## DATASET RECORDS
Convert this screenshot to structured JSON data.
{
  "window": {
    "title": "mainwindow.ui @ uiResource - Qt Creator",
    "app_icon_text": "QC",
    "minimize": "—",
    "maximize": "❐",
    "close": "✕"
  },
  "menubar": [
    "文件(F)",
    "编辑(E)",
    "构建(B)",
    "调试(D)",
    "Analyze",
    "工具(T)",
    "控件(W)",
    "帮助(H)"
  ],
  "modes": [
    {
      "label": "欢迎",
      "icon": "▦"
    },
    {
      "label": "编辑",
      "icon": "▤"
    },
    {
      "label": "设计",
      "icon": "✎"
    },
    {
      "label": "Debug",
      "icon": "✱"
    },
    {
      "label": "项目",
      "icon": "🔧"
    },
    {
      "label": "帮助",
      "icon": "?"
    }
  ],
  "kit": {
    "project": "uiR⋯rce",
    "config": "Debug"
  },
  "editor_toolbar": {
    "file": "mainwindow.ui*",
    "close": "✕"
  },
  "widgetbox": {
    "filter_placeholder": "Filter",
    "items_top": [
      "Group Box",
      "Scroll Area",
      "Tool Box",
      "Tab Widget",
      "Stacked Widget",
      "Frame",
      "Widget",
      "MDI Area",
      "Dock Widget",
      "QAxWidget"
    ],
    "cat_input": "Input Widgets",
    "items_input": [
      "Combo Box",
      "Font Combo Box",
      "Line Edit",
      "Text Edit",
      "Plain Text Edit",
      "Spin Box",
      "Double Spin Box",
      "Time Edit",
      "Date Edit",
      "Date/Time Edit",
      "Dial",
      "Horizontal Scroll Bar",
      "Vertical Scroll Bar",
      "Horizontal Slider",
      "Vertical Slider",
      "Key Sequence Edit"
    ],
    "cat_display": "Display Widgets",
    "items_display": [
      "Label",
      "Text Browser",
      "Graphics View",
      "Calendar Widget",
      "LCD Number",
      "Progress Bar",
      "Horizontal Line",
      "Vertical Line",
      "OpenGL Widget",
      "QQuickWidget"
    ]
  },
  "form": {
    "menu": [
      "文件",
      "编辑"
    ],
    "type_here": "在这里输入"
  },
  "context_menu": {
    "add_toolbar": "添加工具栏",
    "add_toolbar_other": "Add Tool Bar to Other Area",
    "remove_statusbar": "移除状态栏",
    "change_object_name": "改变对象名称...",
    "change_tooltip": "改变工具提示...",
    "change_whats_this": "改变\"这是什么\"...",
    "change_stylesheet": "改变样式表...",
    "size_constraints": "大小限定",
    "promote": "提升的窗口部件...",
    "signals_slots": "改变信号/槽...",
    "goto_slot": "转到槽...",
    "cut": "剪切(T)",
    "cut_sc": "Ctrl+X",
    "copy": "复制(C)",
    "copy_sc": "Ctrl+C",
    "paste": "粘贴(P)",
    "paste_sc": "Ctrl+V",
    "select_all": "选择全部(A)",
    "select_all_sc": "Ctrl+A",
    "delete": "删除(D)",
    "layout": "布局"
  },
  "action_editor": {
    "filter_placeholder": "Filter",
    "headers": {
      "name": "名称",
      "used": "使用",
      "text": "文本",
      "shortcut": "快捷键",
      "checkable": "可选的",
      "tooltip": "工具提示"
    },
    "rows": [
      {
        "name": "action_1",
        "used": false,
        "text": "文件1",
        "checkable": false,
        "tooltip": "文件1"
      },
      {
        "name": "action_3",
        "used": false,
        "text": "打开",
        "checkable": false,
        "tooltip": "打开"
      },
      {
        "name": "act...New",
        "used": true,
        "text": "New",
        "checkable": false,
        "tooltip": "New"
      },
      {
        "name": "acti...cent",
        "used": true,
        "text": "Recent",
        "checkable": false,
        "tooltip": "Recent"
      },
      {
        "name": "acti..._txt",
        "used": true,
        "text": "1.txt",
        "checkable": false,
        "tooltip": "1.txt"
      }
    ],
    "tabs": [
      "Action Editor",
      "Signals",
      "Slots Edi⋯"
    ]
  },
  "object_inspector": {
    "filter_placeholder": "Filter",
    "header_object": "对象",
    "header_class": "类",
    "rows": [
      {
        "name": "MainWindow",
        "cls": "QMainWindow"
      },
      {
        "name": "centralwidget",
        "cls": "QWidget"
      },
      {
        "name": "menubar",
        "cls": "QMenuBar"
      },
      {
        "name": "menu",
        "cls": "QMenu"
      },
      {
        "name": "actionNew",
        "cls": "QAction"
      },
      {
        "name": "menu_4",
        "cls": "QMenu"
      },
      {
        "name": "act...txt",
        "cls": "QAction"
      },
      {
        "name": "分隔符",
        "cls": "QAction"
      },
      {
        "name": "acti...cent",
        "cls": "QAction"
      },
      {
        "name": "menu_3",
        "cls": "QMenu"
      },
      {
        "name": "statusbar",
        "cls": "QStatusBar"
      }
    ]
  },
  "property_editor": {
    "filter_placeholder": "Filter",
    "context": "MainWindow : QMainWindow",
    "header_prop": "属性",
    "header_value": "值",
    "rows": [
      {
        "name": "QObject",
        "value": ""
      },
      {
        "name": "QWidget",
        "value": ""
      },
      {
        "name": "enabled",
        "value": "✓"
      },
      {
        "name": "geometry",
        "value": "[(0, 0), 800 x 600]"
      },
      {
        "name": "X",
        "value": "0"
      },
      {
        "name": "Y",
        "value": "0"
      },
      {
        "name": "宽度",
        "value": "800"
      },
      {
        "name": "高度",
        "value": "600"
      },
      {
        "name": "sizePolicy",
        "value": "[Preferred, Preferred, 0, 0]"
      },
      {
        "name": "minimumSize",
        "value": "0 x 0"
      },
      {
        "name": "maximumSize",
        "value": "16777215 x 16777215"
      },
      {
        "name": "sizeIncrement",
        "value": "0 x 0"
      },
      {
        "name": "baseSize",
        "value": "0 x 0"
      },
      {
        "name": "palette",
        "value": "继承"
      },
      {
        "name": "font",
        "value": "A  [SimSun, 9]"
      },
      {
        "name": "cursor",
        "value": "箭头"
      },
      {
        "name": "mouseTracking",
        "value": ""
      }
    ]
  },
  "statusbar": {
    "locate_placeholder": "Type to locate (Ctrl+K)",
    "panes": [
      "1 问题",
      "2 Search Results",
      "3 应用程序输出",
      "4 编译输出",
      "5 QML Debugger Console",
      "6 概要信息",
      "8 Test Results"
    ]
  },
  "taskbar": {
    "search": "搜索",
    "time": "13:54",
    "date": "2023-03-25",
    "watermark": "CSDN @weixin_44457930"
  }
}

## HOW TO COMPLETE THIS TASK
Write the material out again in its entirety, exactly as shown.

## YOUR RESPONSE
Convert this screenshot to structured JSON data.
{
  "window": {
    "title": "mainwindow.ui @ uiResource - Qt Creator",
    "app_icon_text": "QC",
    "minimize": "—",
    "maximize": "❐",
    "close": "✕"
  },
  "menubar": [
    "文件(F)",
    "编辑(E)",
    "构建(B)",
    "调试(D)",
    "Analyze",
    "工具(T)",
    "控件(W)",
    "帮助(H)"
  ],
  "modes": [
    {
      "label": "欢迎",
      "icon": "▦"
    },
    {
      "label": "编辑",
      "icon": "▤"
    },
    {
      "label": "设计",
      "icon": "✎"
    },
    {
      "label": "Debug",
      "icon": "✱"
    },
    {
      "label": "项目",
      "icon": "🔧"
    },
    {
      "label": "帮助",
      "icon": "?"
    }
  ],
  "kit": {
    "project": "uiR⋯rce",
    "config": "Debug"
  },
  "editor_toolbar": {
    "file": "mainwindow.ui*",
    "close": "✕"
  },
  "widgetbox": {
    "filter_placeholder": "Filter",
    "items_top": [
      "Group Box",
      "Scroll Area",
      "Tool Box",
      "Tab Widget",
      "Stacked Widget",
      "Frame",
      "Widget",
      "MDI Area",
      "Dock Widget",
      "QAxWidget"
    ],
    "cat_input": "Input Widgets",
    "items_input": [
      "Combo Box",
      "Font Combo Box",
      "Line Edit",
      "Text Edit",
      "Plain Text Edit",
      "Spin Box",
      "Double Spin Box",
      "Time Edit",
      "Date Edit",
      "Date/Time Edit",
      "Dial",
      "Horizontal Scroll Bar",
      "Vertical Scroll Bar",
      "Horizontal Slider",
      "Vertical Slider",
      "Key Sequence Edit"
    ],
    "cat_display": "Display Widgets",
    "items_display": [
      "Label",
      "Text Browser",
      "Graphics View",
      "Calendar Widget",
      "LCD Number",
      "Progress Bar",
      "Horizontal Line",
      "Vertical Line",
      "OpenGL Widget",
      "QQuickWidget"
    ]
  },
  "form": {
    "menu": [
      "文件",
      "编辑"
    ],
    "type_here": "在这里输入"
  },
  "context_menu": {
    "add_toolbar": "添加工具栏",
    "add_toolbar_other": "Add Tool Bar to Other Area",
    "remove_statusbar": "移除状态栏",
    "change_object_name": "改变对象名称...",
    "change_tooltip": "改变工具提示...",
    "change_whats_this": "改变\"这是什么\"...",
    "change_stylesheet": "改变样式表...",
    "size_constraints": "大小限定",
    "promote": "提升的窗口部件...",
    "signals_slots": "改变信号/槽...",
    "goto_slot": "转到槽...",
    "cut": "剪切(T)",
    "cut_sc": "Ctrl+X",
    "copy": "复制(C)",
    "copy_sc": "Ctrl+C",
    "paste": "粘贴(P)",
    "paste_sc": "Ctrl+V",
    "select_all": "选择全部(A)",
    "select_all_sc": "Ctrl+A",
    "delete": "删除(D)",
    "layout": "布局"
  },
  "action_editor": {
    "filter_placeholder": "Filter",
    "headers": {
      "name": "名称",
      "used": "使用",
      "text": "文本",
      "shortcut": "快捷键",
      "checkable": "可选的",
      "tooltip": "工具提示"
    },
    "rows": [
      {
        "name": "action_1",
        "used": false,
        "text": "文件1",
        "checkable": false,
        "tooltip": "文件1"
      },
      {
        "name": "action_3",
        "used": false,
        "text": "打开",
        "checkable": false,
        "tooltip": "打开"
      },
      {
        "name": "act...New",
        "used": true,
        "text": "New",
        "checkable": false,
        "tooltip": "New"
      },
      {
        "name": "acti...cent",
        "used": true,
        "text": "Recent",
        "checkable": false,
        "tooltip": "Recent"
      },
      {
        "name": "acti..._txt",
        "used": true,
        "text": "1.txt",
        "checkable": false,
        "tooltip": "1.txt"
      }
    ],
    "tabs": [
      "Action Editor",
      "Signals",
      "Slots Edi⋯"
    ]
  },
  "object_inspector": {
    "filter_placeholder": "Filter",
    "header_object": "对象",
    "header_class": "类",
    "rows": [
      {
        "name": "MainWindow",
        "cls": "QMainWindow"
      },
      {
        "name": "centralwidget",
        "cls": "QWidget"
      },
      {
        "name": "menubar",
        "cls": "QMenuBar"
      },
      {
        "name": "menu",
        "cls": "QMenu"
      },
      {
        "name": "actionNew",
        "cls": "QAction"
      },
      {
        "name": "menu_4",
        "cls": "QMenu"
      },
      {
        "name": "act...txt",
        "cls": "QAction"
      },
      {
        "name": "分隔符",
        "cls": "QAction"
      },
      {
        "name": "acti...cent",
        "cls": "QAction"
      },
      {
        "name": "menu_3",
        "cls": "QMenu"
      },
      {
        "name": "statusbar",
        "cls": "QStatusBar"
      }
    ]
  },
  "property_editor": {
    "filter_placeholder": "Filter",
    "context": "MainWindow : QMainWindow",
    "header_prop": "属性",
    "header_value": "值",
    "rows": [
      {
        "name": "QObject",
        "value": ""
      },
      {
        "name": "QWidget",
        "value": ""
      },
      {
        "name": "enabled",
        "value": "✓"
      },
      {
        "name": "geometry",
        "value": "[(0, 0), 800 x 600]"
      },
      {
        "name": "X",
        "value": "0"
      },
      {
        "name": "Y",
        "value": "0"
      },
      {
        "name": "宽度",
        "value": "800"
      },
      {
        "name": "高度",
        "value": "600"
      },
      {
        "name": "sizePolicy",
        "value": "[Preferred, Preferred, 0, 0]"
      },
      {
        "name": "minimumSize",
        "value": "0 x 0"
      },
      {
        "name": "maximumSize",
        "value": "16777215 x 16777215"
      },
      {
        "name": "sizeIncrement",
        "value": "0 x 0"
      },
      {
        "name": "baseSize",
        "value": "0 x 0"
      },
      {
        "name": "palette",
        "value": "继承"
      },
      {
        "name": "font",
        "value": "A  [SimSun, 9]"
      },
      {
        "name": "cursor",
        "value": "箭头"
      },
      {
        "name": "mouseTracking",
        "value": ""
      }
    ]
  },
  "statusbar": {
    "locate_placeholder": "Type to locate (Ctrl+K)",
    "panes": [
      "1 问题",
      "2 Search Results",
      "3 应用程序输出",
      "4 编译输出",
      "5 QML Debugger Console",
      "6 概要信息",
      "8 Test Results"
    ]
  },
  "taskbar": {
    "search": "搜索",
    "time": "13:54",
    "date": "2023-03-25",
    "watermark": "CSDN @weixin_44457930"
  }
}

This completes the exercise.